Directions –
Nothing in the records that follow should differ once you have copied them out.
--- Data section Enclosed Below ---
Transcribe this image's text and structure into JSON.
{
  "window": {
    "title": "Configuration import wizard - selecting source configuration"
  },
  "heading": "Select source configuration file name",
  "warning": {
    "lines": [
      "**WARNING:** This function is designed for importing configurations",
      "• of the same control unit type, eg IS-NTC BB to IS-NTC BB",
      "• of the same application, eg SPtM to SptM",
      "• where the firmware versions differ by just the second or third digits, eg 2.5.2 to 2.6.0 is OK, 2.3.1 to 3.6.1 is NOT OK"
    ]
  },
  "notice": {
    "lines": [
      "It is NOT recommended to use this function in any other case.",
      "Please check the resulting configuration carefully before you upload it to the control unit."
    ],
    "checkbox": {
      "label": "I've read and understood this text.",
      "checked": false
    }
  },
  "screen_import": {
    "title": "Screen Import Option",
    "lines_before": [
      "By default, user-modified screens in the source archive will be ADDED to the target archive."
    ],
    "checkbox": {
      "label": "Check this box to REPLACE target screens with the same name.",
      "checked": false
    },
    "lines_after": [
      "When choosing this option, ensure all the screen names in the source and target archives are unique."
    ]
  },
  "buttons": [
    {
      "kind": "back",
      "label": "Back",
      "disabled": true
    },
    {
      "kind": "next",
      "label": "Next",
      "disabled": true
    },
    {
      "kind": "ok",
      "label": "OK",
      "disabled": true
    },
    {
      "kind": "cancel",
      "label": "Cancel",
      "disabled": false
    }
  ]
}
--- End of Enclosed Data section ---
Response box –
Transcribe this image's text and structure into JSON.
{
  "window": {
    "title": "Configuration import wizard - selecting source configuration"
  },
  "heading": "Select source configuration file name",
  "warning": {
    "lines": [
      "**WARNING:** This function is designed for importing configurations",
      "• of the same control unit type, eg IS-NTC BB to IS-NTC BB",
      "• of the same application, eg SPtM to SptM",
      "• where the firmware versions differ by just the second or third digits, eg 2.5.2 to 2.6.0 is OK, 2.3.1 to 3.6.1 is NOT OK"
    ]
  },
  "notice": {
    "lines": [
      "It is NOT recommended to use this function in any other case.",
      "Please check the resulting configuration carefully before you upload it to the control unit."
    ],
    "checkbox": {
      "label": "I've read and understood this text.",
      "checked": false
    }
  },
  "screen_import": {
    "title": "Screen Import Option",
    "lines_before": [
      "By default, user-modified screens in the source archive will be ADDED to the target archive."
    ],
    "checkbox": {
      "label": "Check this box to REPLACE target screens with the same name.",
      "checked": false
    },
    "lines_after": [
      "When choosing this option, ensure all the screen names in the source and target archives are unique."
    ]
  },
  "buttons": [
    {
      "kind": "back",
      "label": "Back",
      "disabled": true
    },
    {
      "kind": "next",
      "label": "Next",
      "disabled": true
    },
    {
      "kind": "ok",
      "label": "OK",
      "disabled": true
    },
    {
      "kind": "cancel",
      "label": "Cancel",
      "disabled": false
    }
  ]
}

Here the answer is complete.